From baseball player Roberto Clemente to Supreme Court Justice Sonia Sotomayor to Mother Goose, Featherstone’s newest exhibition tells a range of Latinx stories.

Returning after his successful 2020 show, guest curator Richard Michelson brings El Barrio & Beyond: A Celebration of Latinx Culture to the Francine Kelly Gallery from July 9 to 30.

There will be an opening reception at the gallery on July 9 from 4 to 6 p.m.

Mr. Michelson’s previous show, From Caldecott to Coretta Scott: Award-Winning Black Illustrators, made waves on the Island for its focus on prolific Black illustrators in the wake of the murder of George Floyd. He returns to Featherstone in response to nationwide book bannings — many of which, he explained, are of books by Latinx authors and illustrators.

El Barrio & Beyond shares a collection of illustrations by 10 Latinx illustrators to highlight cultures and experiences often overlooked on the Island, said Ann Smith, executive director of Featherstone.

“Our goal here is about raising awareness and having an understanding of the importance of representation in literature,” Ms. Smith said of the exhibit. “For Black kids, in my experience, it’s wonderful to open up a book and see Black images. I think it’s a very similar situation in terms of the Latinx community. You want language that’s written in the language that’s familiar to you. You want images that reflect your culture and heritage.”

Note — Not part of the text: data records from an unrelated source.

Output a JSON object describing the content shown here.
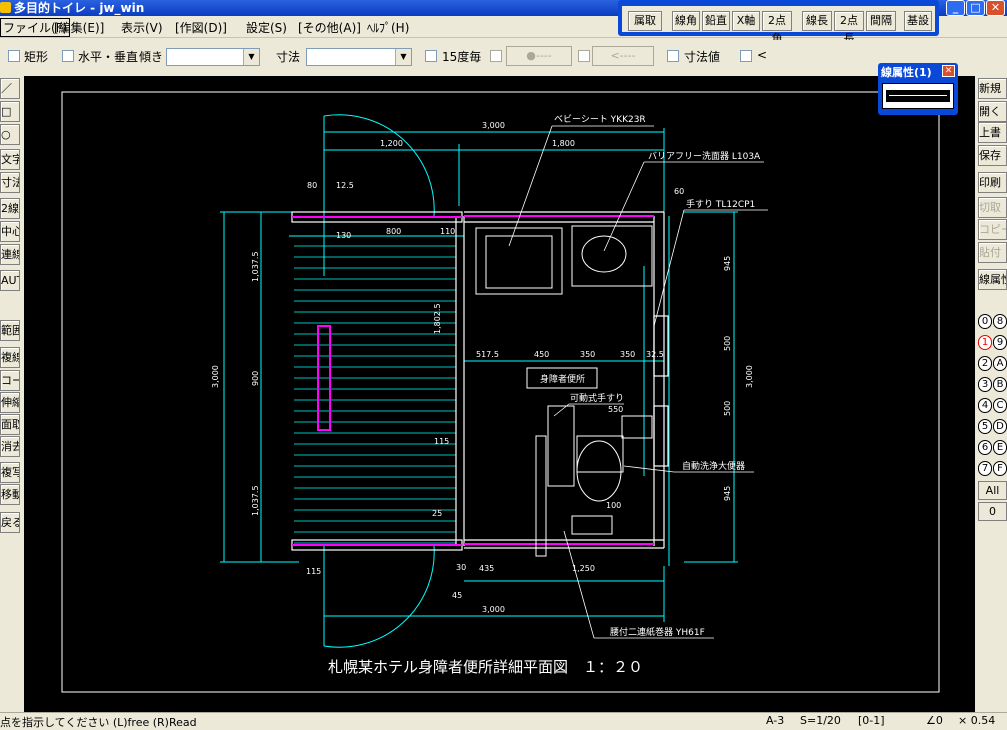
{
  "window": {
    "title": "多目的トイレ - jw_win"
  },
  "menu": {
    "file": "ファイル(F)",
    "items": [
      "[編集(E)]",
      "表示(V)",
      "[作図(D)]",
      "設定(S)",
      "[その他(A)]",
      "ﾍﾙﾌﾟ(H)"
    ]
  },
  "floatbar": {
    "buttons": [
      "属取",
      "線角",
      "鉛直",
      "X軸",
      "2点角",
      "線長",
      "2点長",
      "間隔",
      "基設"
    ]
  },
  "options": {
    "rect": "矩形",
    "hv": "水平・垂直",
    "tilt": "傾き",
    "dim": "寸法",
    "deg15": "15度毎",
    "seg1": "●----",
    "seg2": "<----",
    "dimval": "寸法値",
    "lt": "<"
  },
  "leftbar": {
    "items": [
      "／",
      "□",
      "○",
      "文字",
      "寸法",
      "2線",
      "中心線",
      "連線",
      "AUTO",
      "範囲",
      "複線",
      "コーナー",
      "伸縮",
      "面取",
      "消去",
      "複写",
      "移動",
      "戻る"
    ]
  },
  "rightbar": {
    "items": [
      "新規",
      "開く",
      "上書",
      "保存",
      "印刷",
      "切取",
      "コピー",
      "貼付",
      "線属性"
    ],
    "numbers_left": [
      "0",
      "1",
      "2",
      "3",
      "4",
      "5",
      "6",
      "7"
    ],
    "numbers_right": [
      "8",
      "9",
      "A",
      "B",
      "C",
      "D",
      "E",
      "F"
    ],
    "all": "All",
    "zero": "0"
  },
  "lineattr": {
    "title": "線属性(1)"
  },
  "drawing": {
    "title": "札幌某ホテル身障者便所詳細平面図　１：２０",
    "labels": {
      "baby": "ベビーシート YKK23R",
      "sink": "バリアフリー洗面器 L103A",
      "rail": "手すり TL12CP1",
      "room": "身障者便所",
      "movrail": "可動式手すり",
      "toilet": "自動洗浄大便器",
      "paper": "腰付二連紙巻器 YH61F"
    },
    "dims": {
      "d3000": "3,000",
      "d1200": "1,200",
      "d1800": "1,800",
      "d800": "800",
      "d110": "110",
      "d5175": "517.5",
      "d450": "450",
      "d350": "350",
      "d325": "32.5",
      "d10375": "1,037.5",
      "d900": "900",
      "d125": "12.5",
      "d945": "945",
      "d500": "500",
      "d115": "115",
      "d435": "435",
      "d1250": "1,250",
      "d80": "80",
      "d130": "130",
      "d25": "25",
      "d45": "45",
      "d100": "100",
      "d550": "550",
      "d60": "60",
      "d18025": "1,802.5",
      "d30": "30"
    }
  },
  "status": {
    "prompt": "点を指示してください (L)free (R)Read",
    "paper": "A-3",
    "scale": "S=1/20",
    "layer": "[0-1]",
    "angle": "∠0",
    "zoom": "× 0.54"
  }
}
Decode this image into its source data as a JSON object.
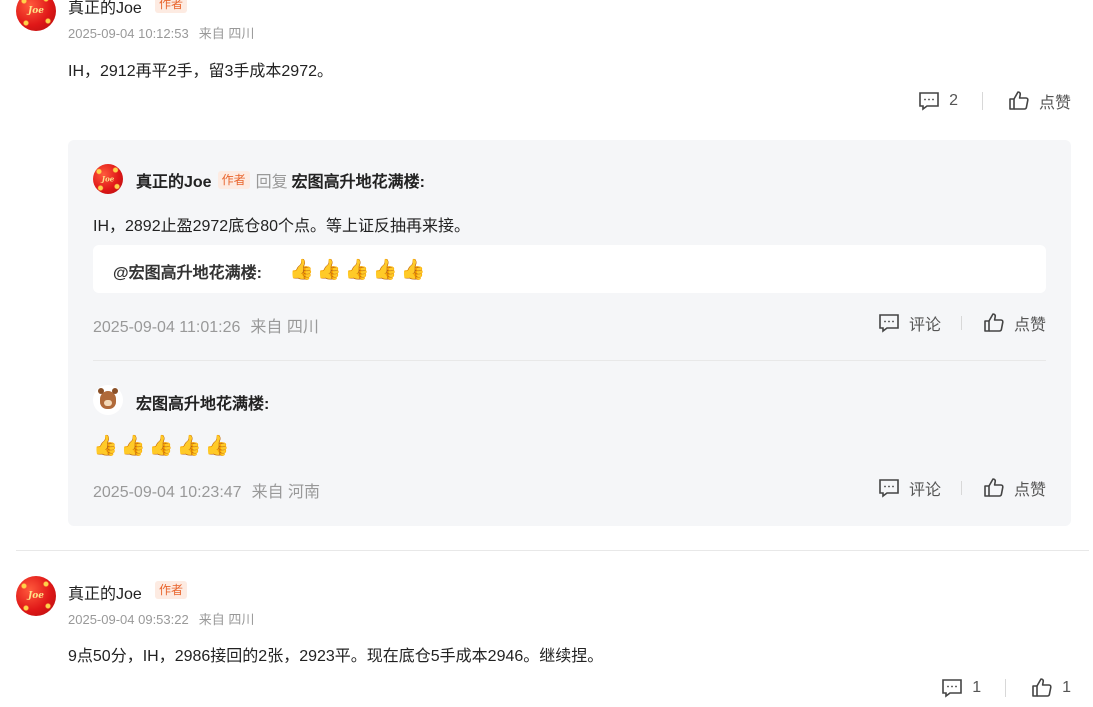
{
  "comments": [
    {
      "author": "真正的Joe",
      "badge": "作者",
      "avatar_text": "Joe",
      "time": "2025-09-04 10:12:53",
      "location": "来自 四川",
      "content": "IH，2912再平2手，留3手成本2972。",
      "comment_count": "2",
      "like_label": "点赞",
      "replies": [
        {
          "author": "真正的Joe",
          "badge": "作者",
          "reply_word": "回复",
          "reply_to": "宏图高升地花满楼:",
          "content": "IH，2892止盈2972底仓80个点。等上证反抽再来接。",
          "quote_author": "@宏图高升地花满楼:",
          "quote_emoji": "👍",
          "time": "2025-09-04 11:01:26",
          "location": "来自 四川",
          "comment_label": "评论",
          "like_label": "点赞"
        },
        {
          "author": "宏图高升地花满楼:",
          "emoji": "👍",
          "time": "2025-09-04 10:23:47",
          "location": "来自 河南",
          "comment_label": "评论",
          "like_label": "点赞"
        }
      ]
    },
    {
      "author": "真正的Joe",
      "badge": "作者",
      "avatar_text": "Joe",
      "time": "2025-09-04 09:53:22",
      "location": "来自 四川",
      "content": "9点50分，IH，2986接回的2张，2923平。现在底仓5手成本2946。继续捏。",
      "comment_count": "1",
      "like_count": "1"
    }
  ],
  "icons": {
    "comment": "comment-bubble-icon",
    "like": "thumbs-up-icon"
  },
  "colors": {
    "badge_text": "#e8642c",
    "badge_bg": "#fdebe2",
    "reply_bg": "#f5f6f8",
    "meta": "#999999"
  }
}
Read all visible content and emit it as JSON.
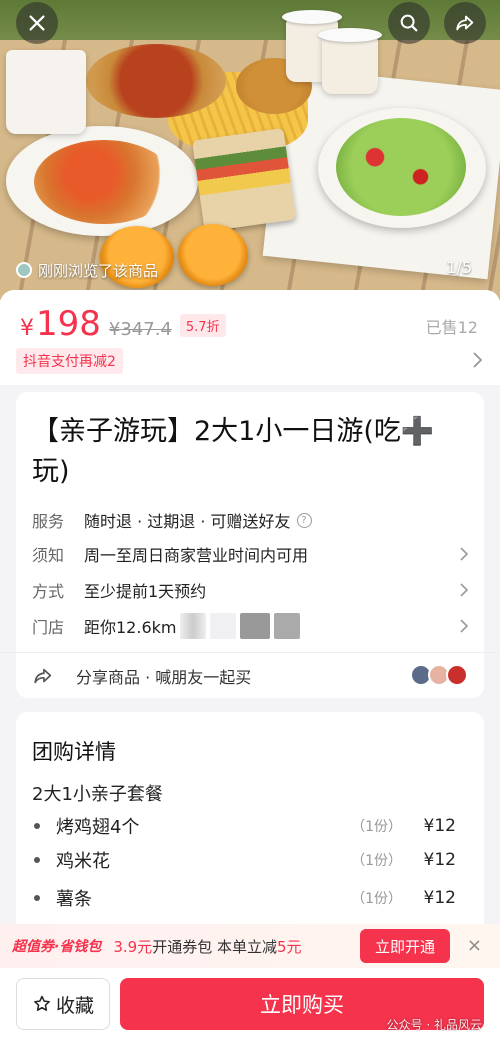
{
  "hero": {
    "viewed_label": "刚刚浏览了该商品",
    "pager": "1/5"
  },
  "price": {
    "currency": "¥",
    "current": "198",
    "original": "¥347.4",
    "discount": "5.7折",
    "sold": "已售12",
    "promo": "抖音支付再减2"
  },
  "product": {
    "title": "【亲子游玩】2大1小一日游(吃➕玩)",
    "service_key": "服务",
    "service_value": "随时退 · 过期退 · 可赠送好友",
    "notice_key": "须知",
    "notice_value": "周一至周日商家营业时间内可用",
    "method_key": "方式",
    "method_value": "至少提前1天预约",
    "store_key": "门店",
    "store_value": "距你12.6km",
    "share_label": "分享商品 · 喊朋友一起买"
  },
  "detail": {
    "title": "团购详情",
    "package_name": "2大1小亲子套餐",
    "items": [
      {
        "name": "烤鸡翅4个",
        "qty": "（1份）",
        "price": "¥12"
      },
      {
        "name": "鸡米花",
        "qty": "（1份）",
        "price": "¥12"
      },
      {
        "name": "薯条",
        "qty": "（1份）",
        "price": "¥12"
      }
    ]
  },
  "coupon": {
    "brand": "超值券·省钱包",
    "amount": "3.9元",
    "text_mid": "开通券包 本单立减",
    "reduce": "5元",
    "button": "立即开通",
    "close": "×"
  },
  "bottom": {
    "favorite": "收藏",
    "buy": "立即购买",
    "watermark": "公众号 · 礼品风云"
  },
  "colors": {
    "accent": "#f5334d"
  }
}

The show’s 10 artists have each won national awards for their work. Some have also won the National Book Award and the Pura Belpre Award, which is given to “a Latino/Latina writer and illustrator whose work best portrays, affirms and celebrates the Latino cultural experience in an outstanding work of literature for children and youth.”

“They’re considered among the best in the country,” Mr. Michelson said.

Mr. Michelson is an award-winning poet, children’s book author and founder, owner and curator of R. Michelson Galleries in Northampton, which devotes much of its focus to the art of book illustrations.

“Book illustrations always tend to be looked down on as a lesser cousin to fine art,” Mr. Michelson said. “I like to tell people that when Michelangelo was painting the Sistine Chapel, he was basically illustrating a book. We show book illustrations as well as so-called ‘fine art’ in the same space. We believe that they’re equally wonderful.”

Illustrator Raul Colón joins Mr. Michelson during the opening reception on July 9. Mr. Colón’s work has appeared in numerous publications and more than 30 books. His most recognizable piece, a mosaic titled Primavera, welcomes travelers at the 191st street subway station in New York City’s Washington Heights. The show includes the original colored pencil drawing of the piece.

On July 11, Mr. Colón will lead a workshop on painting with colored pencils.

And as part of the ongoing exhibit, Mr. Michelson will team up with poet Martin Espada for a poetry reading on July 20. The two will host a conversation on banned books the following day.

Ms. Smith said that she is excited to bring Mr. Michelson back to the gallery to challenge visitors’ notions of representation both in and of art.

“Art is all around us, and it can be an inspiration wherever we are,” she said. “It’s important that people understand and appreciate art everywhere, including in subway stations and picture books”